On a normal Friday during Ramadan, Ahmed Ali Mohamed would head to the mosque with his family and friends to break the fast.
“Then [we'd] head home and have a feast with friends, and family, and relatives, sometimes at my grandmother’s or mother’s house,” he said from his home in Nairobi, Kenya. “But this Ramadan has been very different.”
Eastleigh, a predominantly Muslim neighborhood where Mohamed’s mother and grandmother live, is currently under lockdown, and most mosques have closed. Instead, some mosques are offering virtual prayers via YouTube.
“I can’t visit at all. No one is allowed,” said Mohamed, who lives in another area of Nairobi. He notes how police and soldiers have put up roadblocks in Eastleigh to prevent people from moving in and out of the neighborhood.
On May 7, the Kenyan government announced the 15-day lockdown in Eastleigh after the neighborhood saw a spike in COVID-19 cases.

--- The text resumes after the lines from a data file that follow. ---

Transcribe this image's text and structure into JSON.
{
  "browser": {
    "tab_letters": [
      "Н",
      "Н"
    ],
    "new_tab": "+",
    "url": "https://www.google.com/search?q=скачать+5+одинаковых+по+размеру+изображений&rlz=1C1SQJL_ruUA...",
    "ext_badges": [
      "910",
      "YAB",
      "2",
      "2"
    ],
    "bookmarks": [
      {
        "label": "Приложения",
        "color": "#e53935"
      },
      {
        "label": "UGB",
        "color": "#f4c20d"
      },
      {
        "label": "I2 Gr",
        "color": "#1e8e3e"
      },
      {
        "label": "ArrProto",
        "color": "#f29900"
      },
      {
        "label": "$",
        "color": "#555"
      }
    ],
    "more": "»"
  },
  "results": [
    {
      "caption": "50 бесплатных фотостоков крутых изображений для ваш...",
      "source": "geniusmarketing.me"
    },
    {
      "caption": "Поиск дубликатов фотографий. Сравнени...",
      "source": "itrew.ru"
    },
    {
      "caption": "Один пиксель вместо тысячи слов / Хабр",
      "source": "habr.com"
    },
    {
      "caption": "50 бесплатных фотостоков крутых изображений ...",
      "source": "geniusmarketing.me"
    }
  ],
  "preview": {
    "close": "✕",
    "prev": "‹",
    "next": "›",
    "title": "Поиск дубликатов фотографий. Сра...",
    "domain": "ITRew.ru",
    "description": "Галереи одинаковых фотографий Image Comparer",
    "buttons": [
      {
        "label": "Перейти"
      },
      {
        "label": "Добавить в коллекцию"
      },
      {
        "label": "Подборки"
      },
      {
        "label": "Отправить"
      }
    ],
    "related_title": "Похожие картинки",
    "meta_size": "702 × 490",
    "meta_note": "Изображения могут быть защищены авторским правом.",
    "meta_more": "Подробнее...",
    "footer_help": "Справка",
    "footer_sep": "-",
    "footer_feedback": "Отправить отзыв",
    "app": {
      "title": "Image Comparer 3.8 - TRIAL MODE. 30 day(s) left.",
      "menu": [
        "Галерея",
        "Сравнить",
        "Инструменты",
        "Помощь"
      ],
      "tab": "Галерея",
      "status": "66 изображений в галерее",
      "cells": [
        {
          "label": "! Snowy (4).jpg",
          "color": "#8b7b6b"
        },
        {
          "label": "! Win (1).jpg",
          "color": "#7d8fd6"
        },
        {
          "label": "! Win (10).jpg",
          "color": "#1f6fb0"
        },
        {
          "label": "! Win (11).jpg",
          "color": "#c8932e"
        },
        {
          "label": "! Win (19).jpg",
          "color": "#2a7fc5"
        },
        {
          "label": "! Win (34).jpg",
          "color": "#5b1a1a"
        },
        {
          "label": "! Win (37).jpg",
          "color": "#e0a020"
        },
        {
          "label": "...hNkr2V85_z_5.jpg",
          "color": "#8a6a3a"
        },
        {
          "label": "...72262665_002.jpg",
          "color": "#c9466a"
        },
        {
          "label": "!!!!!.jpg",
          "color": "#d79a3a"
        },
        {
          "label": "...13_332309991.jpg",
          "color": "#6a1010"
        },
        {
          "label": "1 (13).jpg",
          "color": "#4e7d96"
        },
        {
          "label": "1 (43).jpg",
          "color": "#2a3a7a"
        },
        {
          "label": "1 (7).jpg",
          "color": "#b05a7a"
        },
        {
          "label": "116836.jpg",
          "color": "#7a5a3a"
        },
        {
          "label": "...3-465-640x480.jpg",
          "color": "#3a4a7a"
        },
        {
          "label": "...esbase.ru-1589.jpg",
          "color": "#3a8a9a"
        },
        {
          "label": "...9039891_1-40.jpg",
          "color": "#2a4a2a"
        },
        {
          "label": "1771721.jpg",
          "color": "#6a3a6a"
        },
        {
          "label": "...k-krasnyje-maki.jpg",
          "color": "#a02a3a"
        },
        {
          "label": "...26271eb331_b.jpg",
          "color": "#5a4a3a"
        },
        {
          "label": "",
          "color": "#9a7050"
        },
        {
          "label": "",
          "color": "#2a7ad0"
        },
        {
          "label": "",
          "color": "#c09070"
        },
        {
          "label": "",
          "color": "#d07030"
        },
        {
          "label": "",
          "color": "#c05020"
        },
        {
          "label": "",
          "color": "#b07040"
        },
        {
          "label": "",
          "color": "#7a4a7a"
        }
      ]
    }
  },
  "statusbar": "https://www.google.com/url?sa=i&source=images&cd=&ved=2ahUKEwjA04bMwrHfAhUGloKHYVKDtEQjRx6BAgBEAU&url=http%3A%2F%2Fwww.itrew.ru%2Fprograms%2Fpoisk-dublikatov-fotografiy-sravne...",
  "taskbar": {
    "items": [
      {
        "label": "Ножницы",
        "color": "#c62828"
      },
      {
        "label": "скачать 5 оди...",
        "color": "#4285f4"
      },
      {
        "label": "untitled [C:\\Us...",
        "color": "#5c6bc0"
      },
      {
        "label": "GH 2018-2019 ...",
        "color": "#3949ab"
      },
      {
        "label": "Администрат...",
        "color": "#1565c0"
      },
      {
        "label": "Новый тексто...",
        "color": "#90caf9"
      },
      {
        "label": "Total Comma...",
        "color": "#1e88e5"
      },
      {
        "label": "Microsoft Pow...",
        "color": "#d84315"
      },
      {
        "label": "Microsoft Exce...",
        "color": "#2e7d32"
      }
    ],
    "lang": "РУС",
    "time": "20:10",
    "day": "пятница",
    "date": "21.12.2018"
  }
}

Some accused officials of discriminating against Muslims, because they had also locked down Old Town, a predominantly Muslim area in the coastal city of Mombasa.
“There is no effort to target anyone,” Kenya’s Interior Minister Fred Matiangi told Muslim leaders earlier this week. “We are suffering equally. This disease does not choose where you come from.”
Mohamed didn’t feel the lockdown was singling out Muslims. In fact, he recalled how Islamic scripture has specific guidelines on what people should do during a pandemic or a plague.
“Any place that is under quarantine, you shouldn’t go in. And if you are inside you shouldn’t come out,” he said. “That’s hadith [saying] from the prophet, peace be upon him.”
Still, like many in Nairobi, he worries about how his family will deal with the effects of the lockdown. “Most of the people who used to go into Eastleigh come from outside. The small traders. The ones who bring fresh groceries, they don’t come into Eastleigh anymore.”
Residents and workers of Eastleigh initially protested the lockdown, leading officials to allow essential workers to come in and out of the neighborhood.
But Mohamed, who trades wholesale goods like sugar and flour, says the increasingly narrow lockdowns are cutting off food supply not only in Eastleigh but in the whole country.
Weeks before the Eastleigh quarantine, the government had announced a citywide lockdown, meaning Mohamed cannot leave Nairobi for work.
Even dates — a favorite Ramadan treats — are scarce or overpriced.
“We used to have dates, lots of dates from mostly the Middle Eastern countries, or North Africa,” said Mohamed. “We don’t get them because there are no goods coming into the country,” he continued.
Without iftar feasts to look forward to, Mohamed is spending Ramadan at home with his wife Fatimah, and their two small children.
Instead of going to the mosque, they pray at home. “The majority of the mosques do have YouTube pages, so you can follow the sermons on YouTube,” said Mohamed.
“Spiritually, you have to go online if you want to interact or see or ask any questions with the imams.”
Mohamed points to Jamia mosque, which closed its doors for the first time in 95 years due to the pandemic. The mosque’s TV channel, Horizon TV, regularly releases virtual prayers, programming for children, and interviews with scientists and experts.
As religious leaders in other parts of the region seek to undermine the threat of the coronavirus, Jamia is trying to drive a different message to its congregants who are spending Ramadan at home.
“You fall sick today. Look for a doctor, look for medicine,” said Sheikh Ibrahim Lethome in a recent message on Jamia mosque’s YouTube channel.